She came from a 40-year career as a public-services librarian, primarily at the Carnegie Library of Pittsburgh and Carnegie Mellon University, and lived for several years in Argentina, Brazil, and Uruguay. Her first professional job was as the Hispanic Services Librarian at Lawrence Public Library in 1977. She has volunteered for numerous political campaigns and service organizations and has a BA in literature from Mt. Holyoke College and a Master’s degree in Library Science from the University of Wisconsin.  She chose to work with Casa San José because of its passion, vitality, and effectiveness, because Latino and other immigrants are being brutally victimized because she loves Latin American culture, and because she came from immigrants herself, as did so many Americans.


Jarrod West

“I don’t think Jarrod knows how valuable he is to me and to Casa.

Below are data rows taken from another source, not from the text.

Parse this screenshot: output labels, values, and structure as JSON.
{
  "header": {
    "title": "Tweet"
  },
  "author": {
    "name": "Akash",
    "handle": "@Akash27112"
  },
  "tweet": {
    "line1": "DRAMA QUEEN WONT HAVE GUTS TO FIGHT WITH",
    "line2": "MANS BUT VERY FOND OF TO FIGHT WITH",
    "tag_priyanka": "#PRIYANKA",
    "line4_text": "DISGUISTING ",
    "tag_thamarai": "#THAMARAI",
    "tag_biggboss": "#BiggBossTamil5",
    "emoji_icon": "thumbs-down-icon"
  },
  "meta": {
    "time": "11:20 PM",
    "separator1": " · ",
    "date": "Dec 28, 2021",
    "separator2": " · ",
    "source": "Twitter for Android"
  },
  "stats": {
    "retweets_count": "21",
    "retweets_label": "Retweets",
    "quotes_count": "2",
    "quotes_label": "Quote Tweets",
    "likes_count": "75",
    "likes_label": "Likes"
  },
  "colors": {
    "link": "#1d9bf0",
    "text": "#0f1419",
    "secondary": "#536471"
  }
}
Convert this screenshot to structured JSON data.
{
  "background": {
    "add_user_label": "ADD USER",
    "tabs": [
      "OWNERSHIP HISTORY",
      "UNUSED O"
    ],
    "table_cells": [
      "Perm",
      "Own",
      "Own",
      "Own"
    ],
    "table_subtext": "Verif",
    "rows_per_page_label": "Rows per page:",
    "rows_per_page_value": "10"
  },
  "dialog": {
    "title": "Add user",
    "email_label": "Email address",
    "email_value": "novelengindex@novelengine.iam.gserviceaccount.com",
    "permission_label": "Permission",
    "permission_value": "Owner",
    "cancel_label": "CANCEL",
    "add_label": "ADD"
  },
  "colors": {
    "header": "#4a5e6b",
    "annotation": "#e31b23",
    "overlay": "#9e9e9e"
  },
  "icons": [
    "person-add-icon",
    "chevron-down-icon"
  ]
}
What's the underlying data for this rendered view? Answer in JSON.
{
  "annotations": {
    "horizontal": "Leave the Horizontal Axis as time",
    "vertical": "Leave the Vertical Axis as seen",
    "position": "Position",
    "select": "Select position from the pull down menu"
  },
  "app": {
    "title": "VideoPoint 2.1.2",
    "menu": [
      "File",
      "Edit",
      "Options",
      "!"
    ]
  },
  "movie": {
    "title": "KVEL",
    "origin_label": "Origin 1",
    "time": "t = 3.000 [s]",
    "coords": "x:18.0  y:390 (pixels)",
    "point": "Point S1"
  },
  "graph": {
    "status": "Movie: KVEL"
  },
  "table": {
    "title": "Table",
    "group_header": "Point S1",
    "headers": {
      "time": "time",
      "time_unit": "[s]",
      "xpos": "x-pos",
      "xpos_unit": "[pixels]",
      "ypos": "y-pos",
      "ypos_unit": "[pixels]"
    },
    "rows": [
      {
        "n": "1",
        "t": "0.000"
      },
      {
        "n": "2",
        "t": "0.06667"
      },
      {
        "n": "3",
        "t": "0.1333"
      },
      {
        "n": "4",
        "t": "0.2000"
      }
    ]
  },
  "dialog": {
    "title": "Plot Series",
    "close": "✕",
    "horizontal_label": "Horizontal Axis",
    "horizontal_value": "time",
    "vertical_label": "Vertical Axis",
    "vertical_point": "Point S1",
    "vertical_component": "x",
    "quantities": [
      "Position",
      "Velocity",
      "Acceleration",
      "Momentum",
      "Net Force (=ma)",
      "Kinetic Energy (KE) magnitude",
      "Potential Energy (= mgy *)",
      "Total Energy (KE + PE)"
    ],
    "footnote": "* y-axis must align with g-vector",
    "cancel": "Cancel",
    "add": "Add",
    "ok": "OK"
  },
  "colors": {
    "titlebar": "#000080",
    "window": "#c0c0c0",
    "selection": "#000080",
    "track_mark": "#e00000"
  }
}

His ability to assist me in so many projects has been such a blessing. Jarrod is always ready to help even when it is a strange request and I don’t have a lot of time to explain. Jarrod is quick on his feet and very proactive. I could not do my job without you, Jarrod!!! Thank you”-Monica Ruiz

Jarrod is our first volunteer to receive volunteer of the month. We asked him a couple questions about his experiences in volunteering for us.  

What drew you to Casa San Jose?

A lot of reasons. I’ve always tried to volunteer in some capacity, whether teaching ESL or planting trees. But the thing that really drew me to CSJ was anger: anger at our ongoing (and seemingly worsening) treatment of people who only want to provide for themselves and their families. I needed to find a more useful way to push back than just being angry every time I read the news or heard about this happening in my community.

What might be some meaningful experiences you have had while working with Casa San Jose?

Translating documents of all sorts for Monica has given me an incredible sense for how many ways the Pittsburgh community effects, and is affected by, the latinx community. Coordinating our rapid response attorneys has felt like a substantive way to fight back against ICE injustice. But the most meaningful experience has been interpreting for our immigration legal clinics and working with our Pittsburgh Dreamers…it’s only when you hear people’s personal stories and struggles that you gain a sense (however limited from my vantage point) for what they’re going through.

Anything else you would like to share about yourself?

I try to tell anyone that will listen about what I’m doing at CSJ. Not because I want to say to people, “Look at me!” But, rather, because I want to say to people, “If you’re angry about this like I am, you can do something about it (and more).”